By Tony Attwood
We recently covered the story on “How spend spend spend led to Barcelona’s collapse”. Now it is time to move on to the repercussions.
The Spanish Football League confirmed last week that it had filed complaints with Uefa against PSG and Manchester City, accusing them of “continuously violating the current financial fair play regulations”.
Javier Tebas is one of the most outspoken critics of state-backed clubs (as they are regularly known in the European media, although rarely in the English media), such as Qatar backed PSG and the United Arab Emirates backed Manchester City (to which list we can now add Saudi backed Newcastle United). He believes such clubs are hijacking the financial fair play rules established by Uefa and unbalancing sporting and economic competition.

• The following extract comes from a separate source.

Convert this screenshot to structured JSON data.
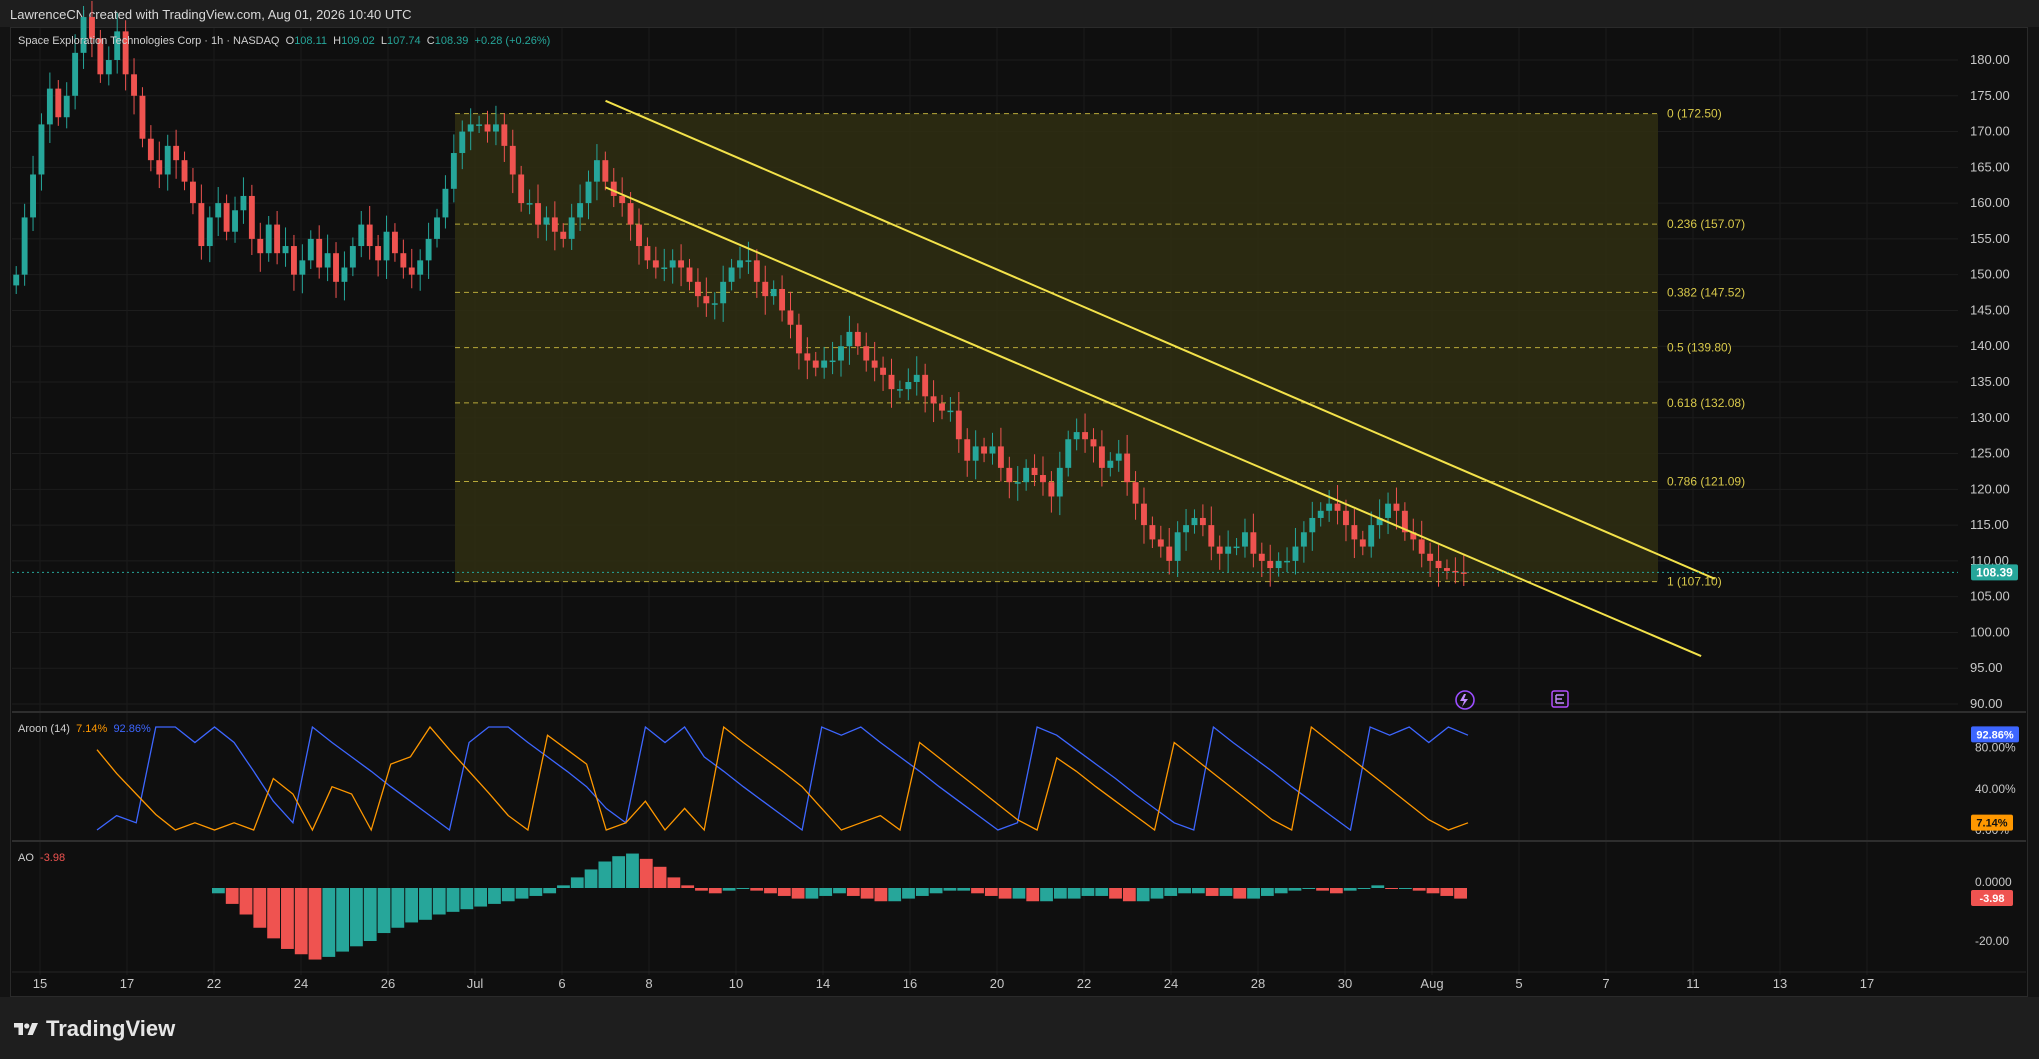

Meanwhile, on a different front the financial situation at Barcelona, caused by years and years of a reckless policy in which candidates for the post of club president promised to bring in specific players, no matter what, is having disastrous consequences.
(We might also add that at the same time two of the most important figures in the history of European and world football are on trial for serious financial misdemeanour, while the current head of Fifa is hiding from trial in Swizterland by having moved to a country with no extradition treaty with Switzerland – which begins to show what a total mess European football is in, and how absolute is the refusal of the UK media to cover issues other than fantasy transfers.)
To add a little more detail to the Barcelona story, they have now sold 25% of their future TV rights and 49.9% of the income from their retail activity (which in Barceolna’s case is central to their financial well-being) to outside agencies in return for cash now, to help them pay off some of these debts.
The general feeling seems to be that this is what was needed to keep the club afloat, but means they are going to be in a very difficult position in future transfer windows.
Put all this together and one has something of a European crisis. Except not in England where today’s lead stories in the English media are “Exposed Boehly can make Tuchel as powerful as Guardiola and Klopp“ and “Jurgen Klopp pays tribute to ‘one of Liverpool’s greatest’ as Sadio Mane leaves for Bayern Munich” and “HURTS MY HEART!” Man Utd legend Evra still pained Red Devils let Conte join Spurs – despite Neville insisting he was wrong fit”.
Not forgetting, “Bring the energy, sort the body language and do the right things… or suffer the consequences: Man United No 2 Steve McClaren outlines his blueprint for a culture of success to Old Trafford “
And it is not just that these media outlets run the same old issues all the time it is more that there is a mentality in the media in England that says, “This is what is the news – there are no other events going on”. Or even “No one cares about Europe”. As a result, there are also no concerns expressed about holding the world cup in the middle of the season in a country that has one of the most appalling human rights records of any on the planet.
In short, there is no moral context, and no thought of investigative journalism either.
Meanwhile, Nasser Al-Khelaïfi, the president of PSG has denounced the president of the Spanish League and his action against PSG and Manchester City calling him, “Tebas who?”, in an interview published in “Gazzetta dello Sport”.
He added, “I do not give lessons to anyone or interfere with other clubs or leagues. It is impolite to pretend to tell others what to do. I don’t accept lessons from those who see the Champions League as a threat to their own league.” And we should remember this man is also head of the European Club Association (ECA) and is himself opposed to the Super League project, which is still being promoted by Real Madrid and Barcelona.
The Spanish Football League thus has now confirmed that it has filed complaints with Uefa against PSG and Manchester City, accusing them of “continuously violating the current financial fair play regulations”.
Which leads to the interesting thought that given that the Premier League won’t take any action against PL clubs that break FFP regulations it is now up to do take up the task. Which, when one comes to think of it, is a little odd.
- Football is facing its biggest crisis ever, Part 4: taking emotion to a new level
- Football’s biggest crisis ever part 3: How to maintain the excitement
- Football’s biggest ever crisis Part 2: the big are just getting bigger
- Football is blindly walking into its biggest ever crisis. Part 1
- Why this season is not a one-off for Arsenal, but probably a sign of things to come